 I love these lil weird tiny joyful objects and I hope you do too. One of the many reasons why I love these itty bitty schoolgirl pieces is that in addition to working this stuff to gain needlework skills, they also worked this stuff to beautify their world. And I really like that. I like that, for girls who were wealthy enough to be educated at school and to afford those bright silk threads and spangles and beads, they made their pin cushions and their purses and their random chachki stuff with so much care and precision and detail. Nothing is plain or boring. It’s all covered with colour and sparkle. And I think that in these continued weird times, it’s nice to find joy and light in the literal small stuff. And I feel really lucky that I can do that and take you all on that journey with me! 

 So, on that note, thank you for listening. And thanks for being here for the start of Sew What? Season 2! Remember to check out the website and the Patreon if you’re so inclined. And be sure to tell your friends about the pod if you want. And like and rate and review and subscribe, if you want to, too! I appreciate all of you. 

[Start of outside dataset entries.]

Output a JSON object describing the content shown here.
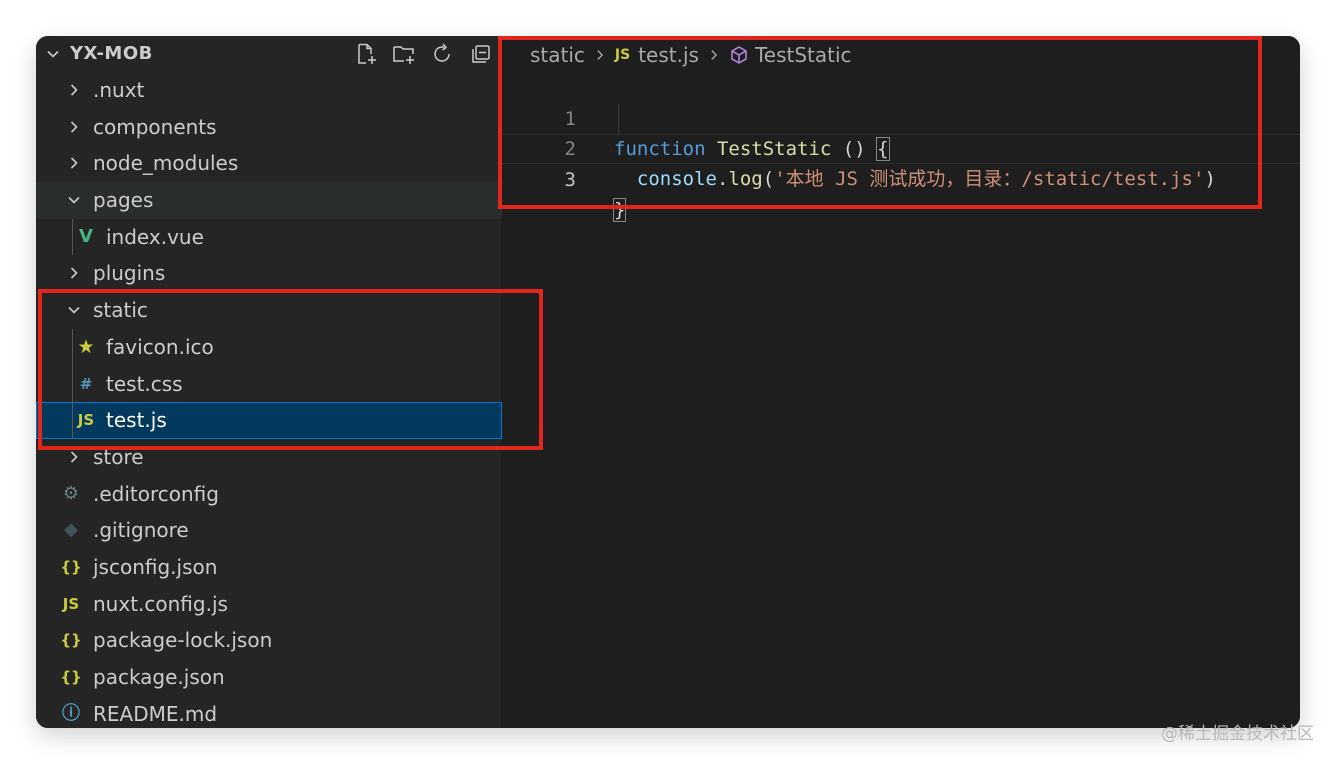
{
  "explorer": {
    "title": "YX-MOB",
    "items": [
      {
        "label": ".nuxt",
        "kind": "folder",
        "expanded": false,
        "depth": 0
      },
      {
        "label": "components",
        "kind": "folder",
        "expanded": false,
        "depth": 0
      },
      {
        "label": "node_modules",
        "kind": "folder",
        "expanded": false,
        "depth": 0
      },
      {
        "label": "pages",
        "kind": "folder",
        "expanded": true,
        "depth": 0
      },
      {
        "label": "index.vue",
        "kind": "file",
        "icon": "V",
        "icon_name": "vue-icon",
        "icon_color": "#41b883",
        "depth": 1
      },
      {
        "label": "plugins",
        "kind": "folder",
        "expanded": false,
        "depth": 0
      },
      {
        "label": "static",
        "kind": "folder",
        "expanded": true,
        "depth": 0
      },
      {
        "label": "favicon.ico",
        "kind": "file",
        "icon": "★",
        "icon_name": "star-icon",
        "icon_color": "#cbcb41",
        "depth": 1
      },
      {
        "label": "test.css",
        "kind": "file",
        "icon": "#",
        "icon_name": "css-icon",
        "icon_color": "#519aba",
        "depth": 1
      },
      {
        "label": "test.js",
        "kind": "file",
        "icon": "JS",
        "icon_name": "js-icon",
        "icon_color": "#cbcb41",
        "depth": 1,
        "selected": true
      },
      {
        "label": "store",
        "kind": "folder",
        "expanded": false,
        "depth": 0
      },
      {
        "label": ".editorconfig",
        "kind": "file",
        "icon": "⚙",
        "icon_name": "gear-icon",
        "icon_color": "#6d8086",
        "depth": 0
      },
      {
        "label": ".gitignore",
        "kind": "file",
        "icon": "◆",
        "icon_name": "git-icon",
        "icon_color": "#41535b",
        "depth": 0
      },
      {
        "label": "jsconfig.json",
        "kind": "file",
        "icon": "{}",
        "icon_name": "json-icon",
        "icon_color": "#cbcb41",
        "depth": 0
      },
      {
        "label": "nuxt.config.js",
        "kind": "file",
        "icon": "JS",
        "icon_name": "js-icon",
        "icon_color": "#cbcb41",
        "depth": 0
      },
      {
        "label": "package-lock.json",
        "kind": "file",
        "icon": "{}",
        "icon_name": "json-icon",
        "icon_color": "#cbcb41",
        "depth": 0
      },
      {
        "label": "package.json",
        "kind": "file",
        "icon": "{}",
        "icon_name": "json-icon",
        "icon_color": "#cbcb41",
        "depth": 0
      },
      {
        "label": "README.md",
        "kind": "file",
        "icon": "ⓘ",
        "icon_name": "info-icon",
        "icon_color": "#519aba",
        "depth": 0
      }
    ]
  },
  "breadcrumb": {
    "folder": "static",
    "file_badge": "JS",
    "file": "test.js",
    "symbol": "TestStatic"
  },
  "code": {
    "line_numbers": [
      "1",
      "2",
      "3"
    ],
    "line1": {
      "keyword": "function",
      "name": "TestStatic",
      "rest": " () ",
      "brace": "{"
    },
    "line2": {
      "indent": "  ",
      "object": "console",
      "dot": ".",
      "method": "log",
      "open": "(",
      "string": "'本地 JS 测试成功，目录：/static/test.js'",
      "close": ")"
    },
    "line3": {
      "brace": "}"
    }
  },
  "watermark": "@稀土掘金技术社区",
  "colors": {
    "sidebar_bg": "#252526",
    "editor_bg": "#1e1e1e",
    "selection_bg": "#04395e",
    "annotation_red": "#e0261d"
  }
}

 Now go out and stitch some stories and maybe embroider an egg if you wanna? I will support all your embroidered egg endeavours. Bye!